### Dataset records:
_ _ _ _

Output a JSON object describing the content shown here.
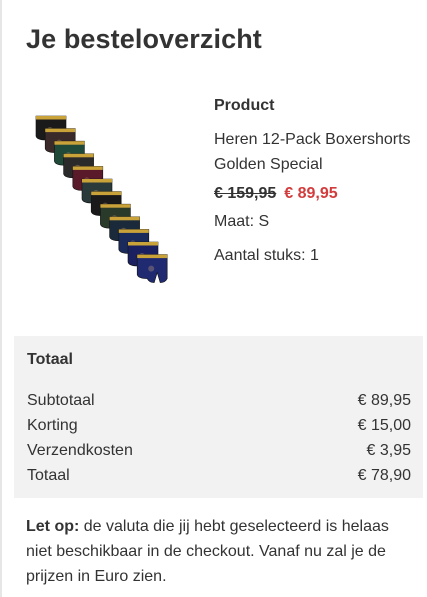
{
  "page": {
    "title": "Je besteloverzicht"
  },
  "product": {
    "heading": "Product",
    "name": "Heren 12-Pack Boxershorts Golden Special",
    "price_old": "€ 159,95",
    "price_new": "€ 89,95",
    "size": "Maat: S",
    "quantity": "Aantal stuks: 1",
    "image_colors": [
      "#1a1a1a",
      "#3a2a2a",
      "#1f4a3a",
      "#2a2a2a",
      "#5a1a2a",
      "#2a3a3a",
      "#1a1a1a",
      "#2a3a2a",
      "#1a2a3a",
      "#1a2a5a",
      "#1a2060",
      "#202a70"
    ],
    "waistband_color": "#c9a23a"
  },
  "totals": {
    "heading": "Totaal",
    "rows": [
      {
        "label": "Subtotaal",
        "value": "€ 89,95"
      },
      {
        "label": "Korting",
        "value": "€ 15,00"
      },
      {
        "label": "Verzendkosten",
        "value": "€ 3,95"
      },
      {
        "label": "Totaal",
        "value": "€ 78,90"
      }
    ]
  },
  "note": {
    "label": "Let op:",
    "text": " de valuta die jij hebt geselecteerd is helaas niet beschikbaar in de checkout. Vanaf nu zal je de prijzen in Euro zien."
  },
  "colors": {
    "sale_red": "#d23c3c",
    "panel_gray": "#f2f2f2",
    "text": "#333333"
  }
}
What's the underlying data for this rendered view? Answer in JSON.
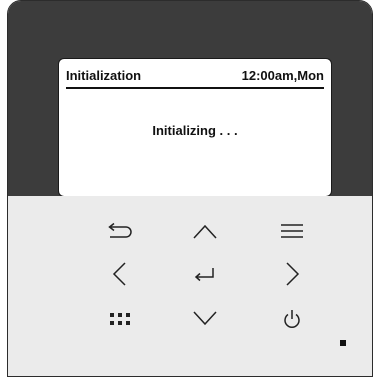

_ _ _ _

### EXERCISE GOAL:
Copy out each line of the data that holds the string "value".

### REPLY TO THE EXERCISE:
        "value": "€ 89,95"
        "value": "€ 15,00"
        "value": "€ 3,95"
        "value": "€ 78,90"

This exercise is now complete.